  • Qi, Ximeng; Ding, Aijun; Roldin, Pontus; Xu, Zhengning; Zhou, Putian; Sarnela, Nina; Nie, Wei; Huang, Xin; Rusanen, Anton; Ehn, Mikael; Rissanen, Matti P.; Petäjä, Tuukka; Kulmala, Markku; Boy, Michael (2018)

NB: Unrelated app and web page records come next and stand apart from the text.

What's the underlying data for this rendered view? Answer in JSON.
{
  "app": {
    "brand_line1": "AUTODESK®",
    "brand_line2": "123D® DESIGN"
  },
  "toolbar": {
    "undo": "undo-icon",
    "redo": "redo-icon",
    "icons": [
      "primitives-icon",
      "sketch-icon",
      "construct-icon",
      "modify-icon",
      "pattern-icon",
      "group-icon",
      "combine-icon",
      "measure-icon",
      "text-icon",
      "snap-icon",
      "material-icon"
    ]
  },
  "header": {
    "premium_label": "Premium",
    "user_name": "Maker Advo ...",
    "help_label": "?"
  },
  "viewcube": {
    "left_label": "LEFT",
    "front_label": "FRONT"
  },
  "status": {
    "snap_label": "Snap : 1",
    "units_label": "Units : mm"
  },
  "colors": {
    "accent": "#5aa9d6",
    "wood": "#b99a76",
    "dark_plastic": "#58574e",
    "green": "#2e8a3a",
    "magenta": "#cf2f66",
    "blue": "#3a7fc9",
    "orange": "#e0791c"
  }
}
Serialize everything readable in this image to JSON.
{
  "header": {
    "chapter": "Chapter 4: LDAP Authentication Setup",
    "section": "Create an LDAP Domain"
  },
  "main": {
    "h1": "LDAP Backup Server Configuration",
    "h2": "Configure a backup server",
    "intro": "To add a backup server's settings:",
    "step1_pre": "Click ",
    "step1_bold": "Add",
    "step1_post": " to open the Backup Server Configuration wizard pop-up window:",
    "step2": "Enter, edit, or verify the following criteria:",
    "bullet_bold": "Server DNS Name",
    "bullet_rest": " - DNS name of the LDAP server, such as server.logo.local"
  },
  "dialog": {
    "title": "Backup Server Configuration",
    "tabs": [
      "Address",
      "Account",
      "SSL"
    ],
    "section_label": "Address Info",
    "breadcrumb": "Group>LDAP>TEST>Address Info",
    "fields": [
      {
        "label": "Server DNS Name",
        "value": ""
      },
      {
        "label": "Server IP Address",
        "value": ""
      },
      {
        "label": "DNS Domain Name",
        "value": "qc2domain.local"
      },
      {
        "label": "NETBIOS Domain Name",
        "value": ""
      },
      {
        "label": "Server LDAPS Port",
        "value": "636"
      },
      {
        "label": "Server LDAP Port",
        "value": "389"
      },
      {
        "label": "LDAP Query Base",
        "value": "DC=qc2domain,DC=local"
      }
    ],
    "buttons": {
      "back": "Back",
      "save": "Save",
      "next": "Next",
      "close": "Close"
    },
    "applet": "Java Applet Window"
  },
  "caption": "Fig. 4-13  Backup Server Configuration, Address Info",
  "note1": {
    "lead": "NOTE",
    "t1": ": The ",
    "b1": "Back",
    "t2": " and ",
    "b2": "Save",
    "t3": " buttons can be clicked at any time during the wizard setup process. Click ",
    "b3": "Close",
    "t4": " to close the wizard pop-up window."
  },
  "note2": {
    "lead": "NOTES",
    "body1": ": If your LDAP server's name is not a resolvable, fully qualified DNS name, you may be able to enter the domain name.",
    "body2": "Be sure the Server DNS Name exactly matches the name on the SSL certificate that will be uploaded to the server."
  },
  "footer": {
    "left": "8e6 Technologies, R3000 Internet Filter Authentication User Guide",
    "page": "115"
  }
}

    Highly oxygenated multifunctional compounds (HOMs) play a key role in new particle formation (NPF), but their quantitative roles in different environments of the globe have not been well studied yet. Frequent NPF events were observed at two "flagship" stations under different environmental conditions, i.e. a remote boreal forest site (SMEAR II) in Finland and a suburban site (SORPES) in polluted eastern China. The averaged formation rate of 6 nm particles and the growth rate of 6-30 nm particles were 0.3 cm(-3) s(-1) and 4.5 nm h(-1) at SMEAR II compared to 2.3 cm(-3) s(-1) and 8.7 nm h(-1) at SORPES, respectively. To explore the differences of NPF at the two stations, the HOM concentrations and NPF events at two sites were simulated with the MALTE-BOX model, and their roles in NPF and particle growth in the two distinctly different environments are discussed. The model provides an acceptable agreement between the simulated and measured concentrations of sulfuric acid and HOMs at SMEAR II. The sulfuric acid and HOM organonitrate concentrations are significantly higher but other HOM monomers and dimers from monoterpene oxidation are lower at SORPES compared to SMEAR II. The model simulates the NPF events at SMEAR II with a good agreement but underestimates the growth of new particles at SORPES, indicating a dominant role of anthropogenic processes in the polluted environment. HOMs from monoter-pene oxidation dominate the growth of ultrafine particles at SMEAR II while sulfuric acid and HOMs from aromatics oxidation play a more important role in particle growth. This study highlights the distinct roles of sulfuric acid and HOMs in NPF and particle growth in different environmental conditions and suggests the need for molecular-scale measurements in improving the understanding of NPF mechanisms in polluted areas like eastern China.
  • Xiao, S.; Wang, M. Y.; Yao, L.; Kulmala, M.; Zhou, B.; Yang, X.; Chen, J. M.; Wang, D. F.; Fu, Q. Y.; Worsnop, D. R.; Wang, L. (2015)